Output the listing below verbatim.
-- DATA RECORDS follows --
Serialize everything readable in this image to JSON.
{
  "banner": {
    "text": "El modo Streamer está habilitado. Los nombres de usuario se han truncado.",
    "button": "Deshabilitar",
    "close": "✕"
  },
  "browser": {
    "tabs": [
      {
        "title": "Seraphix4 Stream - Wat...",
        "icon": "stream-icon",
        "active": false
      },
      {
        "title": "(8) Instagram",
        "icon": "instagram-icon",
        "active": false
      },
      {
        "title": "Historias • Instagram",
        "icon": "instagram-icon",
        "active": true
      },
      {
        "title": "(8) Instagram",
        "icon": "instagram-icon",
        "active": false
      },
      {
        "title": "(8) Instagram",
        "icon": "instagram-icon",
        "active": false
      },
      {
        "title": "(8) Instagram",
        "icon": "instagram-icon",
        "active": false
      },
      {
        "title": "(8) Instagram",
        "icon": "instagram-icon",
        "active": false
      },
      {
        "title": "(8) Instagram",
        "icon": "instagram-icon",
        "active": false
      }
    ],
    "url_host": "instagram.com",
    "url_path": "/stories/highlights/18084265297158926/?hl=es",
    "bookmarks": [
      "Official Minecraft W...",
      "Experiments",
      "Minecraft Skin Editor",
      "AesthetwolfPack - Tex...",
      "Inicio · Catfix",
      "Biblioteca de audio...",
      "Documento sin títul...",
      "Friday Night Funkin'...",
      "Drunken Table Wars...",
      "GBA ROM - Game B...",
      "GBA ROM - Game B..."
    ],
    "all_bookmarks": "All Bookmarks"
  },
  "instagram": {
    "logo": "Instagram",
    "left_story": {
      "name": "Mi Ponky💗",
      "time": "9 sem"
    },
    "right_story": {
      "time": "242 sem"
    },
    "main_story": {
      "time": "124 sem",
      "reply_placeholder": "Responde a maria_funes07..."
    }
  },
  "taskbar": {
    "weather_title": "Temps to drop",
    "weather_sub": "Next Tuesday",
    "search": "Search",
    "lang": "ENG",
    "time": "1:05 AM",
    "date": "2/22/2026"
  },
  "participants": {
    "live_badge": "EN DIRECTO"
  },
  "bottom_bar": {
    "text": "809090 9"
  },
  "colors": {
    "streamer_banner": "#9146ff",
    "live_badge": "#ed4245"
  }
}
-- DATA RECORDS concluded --
— SOLUTION BELOW —
Serialize everything readable in this image to JSON.
{
  "banner": {
    "text": "El modo Streamer está habilitado. Los nombres de usuario se han truncado.",
    "button": "Deshabilitar",
    "close": "✕"
  },
  "browser": {
    "tabs": [
      {
        "title": "Seraphix4 Stream - Wat...",
        "icon": "stream-icon",
        "active": false
      },
      {
        "title": "(8) Instagram",
        "icon": "instagram-icon",
        "active": false
      },
      {
        "title": "Historias • Instagram",
        "icon": "instagram-icon",
        "active": true
      },
      {
        "title": "(8) Instagram",
        "icon": "instagram-icon",
        "active": false
      },
      {
        "title": "(8) Instagram",
        "icon": "instagram-icon",
        "active": false
      },
      {
        "title": "(8) Instagram",
        "icon": "instagram-icon",
        "active": false
      },
      {
        "title": "(8) Instagram",
        "icon": "instagram-icon",
        "active": false
      },
      {
        "title": "(8) Instagram",
        "icon": "instagram-icon",
        "active": false
      }
    ],
    "url_host": "instagram.com",
    "url_path": "/stories/highlights/18084265297158926/?hl=es",
    "bookmarks": [
      "Official Minecraft W...",
      "Experiments",
      "Minecraft Skin Editor",
      "AesthetwolfPack - Tex...",
      "Inicio · Catfix",
      "Biblioteca de audio...",
      "Documento sin títul...",
      "Friday Night Funkin'...",
      "Drunken Table Wars...",
      "GBA ROM - Game B...",
      "GBA ROM - Game B..."
    ],
    "all_bookmarks": "All Bookmarks"
  },
  "instagram": {
    "logo": "Instagram",
    "left_story": {
      "name": "Mi Ponky💗",
      "time": "9 sem"
    },
    "right_story": {
      "time": "242 sem"
    },
    "main_story": {
      "time": "124 sem",
      "reply_placeholder": "Responde a maria_funes07..."
    }
  },
  "taskbar": {
    "weather_title": "Temps to drop",
    "weather_sub": "Next Tuesday",
    "search": "Search",
    "lang": "ENG",
    "time": "1:05 AM",
    "date": "2/22/2026"
  },
  "participants": {
    "live_badge": "EN DIRECTO"
  },
  "bottom_bar": {
    "text": "809090 9"
  },
  "colors": {
    "streamer_banner": "#9146ff",
    "live_badge": "#ed4245"
  }
}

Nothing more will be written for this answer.